== Extracted records ==

══════

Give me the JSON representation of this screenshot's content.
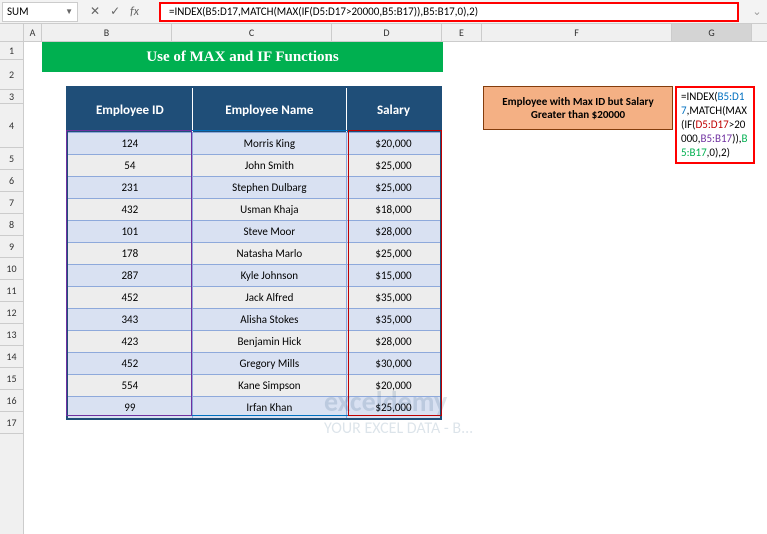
{
  "nameBox": "SUM",
  "formulaBar": "=INDEX(B5:D17,MATCH(MAX(IF(D5:D17>20000,B5:B17)),B5:B17,0),2)",
  "cols": [
    "A",
    "B",
    "C",
    "D",
    "E",
    "F",
    "G"
  ],
  "rows": [
    "1",
    "2",
    "3",
    "4",
    "5",
    "6",
    "7",
    "8",
    "9",
    "10",
    "11",
    "12",
    "13",
    "14",
    "15",
    "16",
    "17"
  ],
  "title": "Use of MAX and IF Functions",
  "headers": {
    "b": "Employee ID",
    "c": "Employee Name",
    "d": "Salary"
  },
  "data": [
    {
      "id": "124",
      "name": "Morris King",
      "sal": "$20,000"
    },
    {
      "id": "54",
      "name": "John Smith",
      "sal": "$25,000"
    },
    {
      "id": "231",
      "name": "Stephen Dulbarg",
      "sal": "$25,000"
    },
    {
      "id": "432",
      "name": "Usman Khaja",
      "sal": "$18,000"
    },
    {
      "id": "101",
      "name": "Steve Moor",
      "sal": "$28,000"
    },
    {
      "id": "178",
      "name": "Natasha Marlo",
      "sal": "$25,000"
    },
    {
      "id": "287",
      "name": "Kyle Johnson",
      "sal": "$15,000"
    },
    {
      "id": "452",
      "name": "Jack Alfred",
      "sal": "$35,000"
    },
    {
      "id": "343",
      "name": "Alisha Stokes",
      "sal": "$35,000"
    },
    {
      "id": "423",
      "name": "Benjamin Hick",
      "sal": "$28,000"
    },
    {
      "id": "452",
      "name": "Gregory Mills",
      "sal": "$30,000"
    },
    {
      "id": "554",
      "name": "Kane Simpson",
      "sal": "$20,000"
    },
    {
      "id": "99",
      "name": "Irfan Khan",
      "sal": "$25,000"
    }
  ],
  "orangeBox": "Employee with Max ID but Salary Greater than $20000",
  "cellFormula": {
    "p1": "=INDEX(",
    "p2": "B5:D17",
    "p3": ",MATCH(",
    "p4": "MAX(IF(",
    "p5": "D5:D17",
    "p6": ">20000,",
    "p7": "B5:B17",
    "p8": ")),",
    "p9": "B5:B17",
    "p10": ",0),2)"
  },
  "watermark": {
    "line1": "exceldemy",
    "line2": "YOUR EXCEL DATA - B..."
  }
}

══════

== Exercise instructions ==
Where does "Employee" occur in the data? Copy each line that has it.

== Answer to the problem ==
    "b": "Employee ID",
    "c": "Employee Name",
  "orangeBox": "Employee with Max ID but Salary Greater than $20000",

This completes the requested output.